------ Listed records ------

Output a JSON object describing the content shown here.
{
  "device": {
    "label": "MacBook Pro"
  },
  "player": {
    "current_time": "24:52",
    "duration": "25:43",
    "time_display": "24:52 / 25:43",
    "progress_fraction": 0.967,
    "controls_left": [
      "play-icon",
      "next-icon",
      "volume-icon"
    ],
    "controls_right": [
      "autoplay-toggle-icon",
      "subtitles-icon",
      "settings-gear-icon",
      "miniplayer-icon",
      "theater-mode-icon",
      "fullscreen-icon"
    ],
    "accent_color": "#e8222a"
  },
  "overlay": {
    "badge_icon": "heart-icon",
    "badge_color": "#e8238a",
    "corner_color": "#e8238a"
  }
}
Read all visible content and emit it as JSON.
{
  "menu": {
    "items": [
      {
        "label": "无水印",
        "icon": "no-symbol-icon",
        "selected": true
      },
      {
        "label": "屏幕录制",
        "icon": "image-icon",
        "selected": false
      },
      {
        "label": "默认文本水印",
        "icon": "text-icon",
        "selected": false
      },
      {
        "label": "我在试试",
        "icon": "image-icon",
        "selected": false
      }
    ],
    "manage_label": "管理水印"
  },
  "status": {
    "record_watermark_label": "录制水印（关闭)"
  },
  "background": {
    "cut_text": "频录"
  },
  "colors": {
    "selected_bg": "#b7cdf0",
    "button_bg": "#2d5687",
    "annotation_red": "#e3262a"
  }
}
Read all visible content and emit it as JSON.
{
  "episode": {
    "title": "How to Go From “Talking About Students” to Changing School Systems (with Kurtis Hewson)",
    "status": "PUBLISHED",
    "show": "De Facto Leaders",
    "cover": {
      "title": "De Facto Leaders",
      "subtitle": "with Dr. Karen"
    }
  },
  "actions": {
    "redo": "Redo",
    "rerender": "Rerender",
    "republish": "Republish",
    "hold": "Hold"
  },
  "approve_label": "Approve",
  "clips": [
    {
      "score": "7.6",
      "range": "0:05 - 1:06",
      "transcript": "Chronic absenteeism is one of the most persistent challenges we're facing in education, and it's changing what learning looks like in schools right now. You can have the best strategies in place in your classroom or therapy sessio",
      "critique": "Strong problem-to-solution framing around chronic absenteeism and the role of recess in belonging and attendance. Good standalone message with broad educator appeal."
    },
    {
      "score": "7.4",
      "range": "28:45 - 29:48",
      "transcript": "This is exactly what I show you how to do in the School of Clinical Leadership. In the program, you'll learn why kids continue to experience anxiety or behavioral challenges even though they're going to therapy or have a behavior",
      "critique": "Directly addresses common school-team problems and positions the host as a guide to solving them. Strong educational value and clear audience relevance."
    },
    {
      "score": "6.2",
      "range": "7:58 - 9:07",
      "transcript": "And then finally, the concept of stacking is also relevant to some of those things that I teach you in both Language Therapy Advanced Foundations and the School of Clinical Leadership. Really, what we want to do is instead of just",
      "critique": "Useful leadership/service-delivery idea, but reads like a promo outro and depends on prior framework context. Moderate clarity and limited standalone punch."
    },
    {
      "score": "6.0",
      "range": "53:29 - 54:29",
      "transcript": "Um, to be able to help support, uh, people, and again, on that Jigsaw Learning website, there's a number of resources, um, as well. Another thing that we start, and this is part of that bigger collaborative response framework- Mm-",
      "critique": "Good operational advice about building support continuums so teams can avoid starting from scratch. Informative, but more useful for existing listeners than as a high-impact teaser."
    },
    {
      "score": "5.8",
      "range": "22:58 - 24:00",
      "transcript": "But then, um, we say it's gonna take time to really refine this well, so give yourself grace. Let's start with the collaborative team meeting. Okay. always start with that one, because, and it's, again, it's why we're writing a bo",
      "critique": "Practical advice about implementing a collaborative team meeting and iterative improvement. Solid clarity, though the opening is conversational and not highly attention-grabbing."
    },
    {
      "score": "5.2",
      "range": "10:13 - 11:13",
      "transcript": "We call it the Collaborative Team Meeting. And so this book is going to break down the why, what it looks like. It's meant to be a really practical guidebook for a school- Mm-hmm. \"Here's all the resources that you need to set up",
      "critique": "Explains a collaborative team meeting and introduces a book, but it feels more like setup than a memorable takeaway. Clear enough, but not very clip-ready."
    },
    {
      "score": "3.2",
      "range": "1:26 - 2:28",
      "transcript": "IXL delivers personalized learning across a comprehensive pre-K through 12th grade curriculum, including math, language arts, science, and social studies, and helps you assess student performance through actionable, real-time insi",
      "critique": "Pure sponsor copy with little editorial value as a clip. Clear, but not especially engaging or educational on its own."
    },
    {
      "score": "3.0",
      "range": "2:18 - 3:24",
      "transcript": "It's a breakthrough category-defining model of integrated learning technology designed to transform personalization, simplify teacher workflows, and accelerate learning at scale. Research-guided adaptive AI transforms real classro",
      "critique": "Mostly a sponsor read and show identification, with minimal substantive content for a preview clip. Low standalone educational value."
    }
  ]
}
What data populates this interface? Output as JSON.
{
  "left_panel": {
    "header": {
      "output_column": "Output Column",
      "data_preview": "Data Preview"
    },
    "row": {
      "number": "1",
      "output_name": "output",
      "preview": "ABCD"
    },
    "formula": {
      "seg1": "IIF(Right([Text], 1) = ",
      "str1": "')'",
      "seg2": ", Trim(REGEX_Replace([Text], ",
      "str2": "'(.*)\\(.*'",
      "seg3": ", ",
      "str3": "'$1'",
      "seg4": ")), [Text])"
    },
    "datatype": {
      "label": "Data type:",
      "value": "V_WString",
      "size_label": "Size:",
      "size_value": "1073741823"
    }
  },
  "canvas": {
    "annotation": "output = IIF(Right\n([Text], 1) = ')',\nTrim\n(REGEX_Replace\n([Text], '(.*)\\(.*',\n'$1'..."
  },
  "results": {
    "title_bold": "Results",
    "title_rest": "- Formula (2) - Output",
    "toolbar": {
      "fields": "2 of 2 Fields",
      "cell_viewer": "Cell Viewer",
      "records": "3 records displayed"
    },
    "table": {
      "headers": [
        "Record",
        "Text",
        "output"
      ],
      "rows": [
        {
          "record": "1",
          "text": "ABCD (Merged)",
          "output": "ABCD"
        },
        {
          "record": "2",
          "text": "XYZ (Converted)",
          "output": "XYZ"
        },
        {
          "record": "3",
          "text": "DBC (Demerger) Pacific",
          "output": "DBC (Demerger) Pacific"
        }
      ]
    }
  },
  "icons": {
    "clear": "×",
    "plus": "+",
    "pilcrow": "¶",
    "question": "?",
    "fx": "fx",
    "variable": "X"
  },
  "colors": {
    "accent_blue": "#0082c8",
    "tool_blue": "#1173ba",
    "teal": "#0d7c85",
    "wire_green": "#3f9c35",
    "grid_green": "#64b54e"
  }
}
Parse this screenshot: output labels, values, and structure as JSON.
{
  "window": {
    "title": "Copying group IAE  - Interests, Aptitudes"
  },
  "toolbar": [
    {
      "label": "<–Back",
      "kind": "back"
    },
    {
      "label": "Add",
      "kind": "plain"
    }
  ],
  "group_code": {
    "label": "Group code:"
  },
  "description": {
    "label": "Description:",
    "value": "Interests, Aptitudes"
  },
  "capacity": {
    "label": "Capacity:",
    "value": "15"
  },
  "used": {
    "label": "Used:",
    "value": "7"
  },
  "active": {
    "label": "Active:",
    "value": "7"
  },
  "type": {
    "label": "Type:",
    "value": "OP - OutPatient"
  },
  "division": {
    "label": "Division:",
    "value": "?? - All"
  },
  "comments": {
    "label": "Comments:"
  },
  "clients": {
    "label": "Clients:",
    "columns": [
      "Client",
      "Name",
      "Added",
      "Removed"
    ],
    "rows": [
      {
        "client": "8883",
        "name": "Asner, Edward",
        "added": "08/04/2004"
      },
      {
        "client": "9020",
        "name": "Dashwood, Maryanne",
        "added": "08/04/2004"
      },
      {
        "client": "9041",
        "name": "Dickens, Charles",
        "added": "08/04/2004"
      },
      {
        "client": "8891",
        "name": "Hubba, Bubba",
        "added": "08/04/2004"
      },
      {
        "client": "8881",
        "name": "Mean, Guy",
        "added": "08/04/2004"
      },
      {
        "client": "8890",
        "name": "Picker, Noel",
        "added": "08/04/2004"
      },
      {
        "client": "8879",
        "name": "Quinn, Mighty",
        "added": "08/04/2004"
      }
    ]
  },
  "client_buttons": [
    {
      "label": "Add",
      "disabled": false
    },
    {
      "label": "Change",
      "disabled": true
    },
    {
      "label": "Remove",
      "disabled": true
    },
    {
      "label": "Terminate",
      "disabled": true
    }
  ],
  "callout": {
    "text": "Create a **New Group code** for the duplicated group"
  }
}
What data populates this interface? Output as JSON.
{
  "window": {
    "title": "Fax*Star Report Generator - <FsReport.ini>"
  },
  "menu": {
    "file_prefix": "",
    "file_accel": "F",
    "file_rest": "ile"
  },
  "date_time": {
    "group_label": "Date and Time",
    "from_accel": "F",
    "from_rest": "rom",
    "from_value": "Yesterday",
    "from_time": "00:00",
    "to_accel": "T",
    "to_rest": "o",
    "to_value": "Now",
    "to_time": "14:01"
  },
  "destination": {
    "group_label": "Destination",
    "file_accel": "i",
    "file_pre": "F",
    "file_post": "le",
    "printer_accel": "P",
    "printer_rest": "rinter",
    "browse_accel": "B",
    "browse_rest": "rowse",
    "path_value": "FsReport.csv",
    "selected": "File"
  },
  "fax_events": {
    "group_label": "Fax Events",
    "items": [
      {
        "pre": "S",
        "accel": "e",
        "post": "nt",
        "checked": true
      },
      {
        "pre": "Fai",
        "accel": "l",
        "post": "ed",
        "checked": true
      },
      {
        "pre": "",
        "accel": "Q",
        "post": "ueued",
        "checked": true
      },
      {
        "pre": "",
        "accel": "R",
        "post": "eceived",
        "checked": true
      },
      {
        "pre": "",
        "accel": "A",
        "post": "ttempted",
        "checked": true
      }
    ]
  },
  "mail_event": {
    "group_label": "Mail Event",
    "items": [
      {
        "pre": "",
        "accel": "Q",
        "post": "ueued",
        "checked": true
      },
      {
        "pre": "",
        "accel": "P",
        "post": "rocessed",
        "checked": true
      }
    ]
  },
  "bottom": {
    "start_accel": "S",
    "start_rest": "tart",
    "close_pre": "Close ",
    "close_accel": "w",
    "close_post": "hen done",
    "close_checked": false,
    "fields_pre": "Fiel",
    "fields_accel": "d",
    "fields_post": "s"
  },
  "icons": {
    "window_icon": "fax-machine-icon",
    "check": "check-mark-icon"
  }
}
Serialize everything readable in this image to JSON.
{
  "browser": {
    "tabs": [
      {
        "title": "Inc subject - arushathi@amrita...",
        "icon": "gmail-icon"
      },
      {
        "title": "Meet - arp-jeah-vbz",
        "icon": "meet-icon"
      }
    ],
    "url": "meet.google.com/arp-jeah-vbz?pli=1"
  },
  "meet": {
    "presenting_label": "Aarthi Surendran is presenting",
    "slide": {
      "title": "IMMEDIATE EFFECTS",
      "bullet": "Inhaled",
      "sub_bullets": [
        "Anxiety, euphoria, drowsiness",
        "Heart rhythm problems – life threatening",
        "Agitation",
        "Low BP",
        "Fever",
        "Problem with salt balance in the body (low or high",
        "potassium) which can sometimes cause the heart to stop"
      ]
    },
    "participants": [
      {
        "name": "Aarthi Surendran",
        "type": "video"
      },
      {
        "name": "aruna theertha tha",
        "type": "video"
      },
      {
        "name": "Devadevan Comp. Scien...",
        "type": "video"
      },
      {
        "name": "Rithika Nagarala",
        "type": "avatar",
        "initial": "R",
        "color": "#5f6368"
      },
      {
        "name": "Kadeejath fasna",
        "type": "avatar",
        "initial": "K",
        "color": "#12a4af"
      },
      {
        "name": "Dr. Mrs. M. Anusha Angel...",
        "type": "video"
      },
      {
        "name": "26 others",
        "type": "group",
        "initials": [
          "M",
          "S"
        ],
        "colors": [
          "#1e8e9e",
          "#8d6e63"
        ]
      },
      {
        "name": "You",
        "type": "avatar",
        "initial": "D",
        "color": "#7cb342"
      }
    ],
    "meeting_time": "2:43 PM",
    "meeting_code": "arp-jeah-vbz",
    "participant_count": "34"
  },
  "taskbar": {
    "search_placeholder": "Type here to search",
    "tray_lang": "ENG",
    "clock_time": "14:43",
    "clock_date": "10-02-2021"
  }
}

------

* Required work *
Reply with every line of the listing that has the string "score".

* Result for this exercise *
      "score": "7.6",
      "score": "7.4",
      "score": "6.2",
      "score": "6.0",
      "score": "5.8",
      "score": "5.2",
      "score": "3.2",
      "score": "3.0",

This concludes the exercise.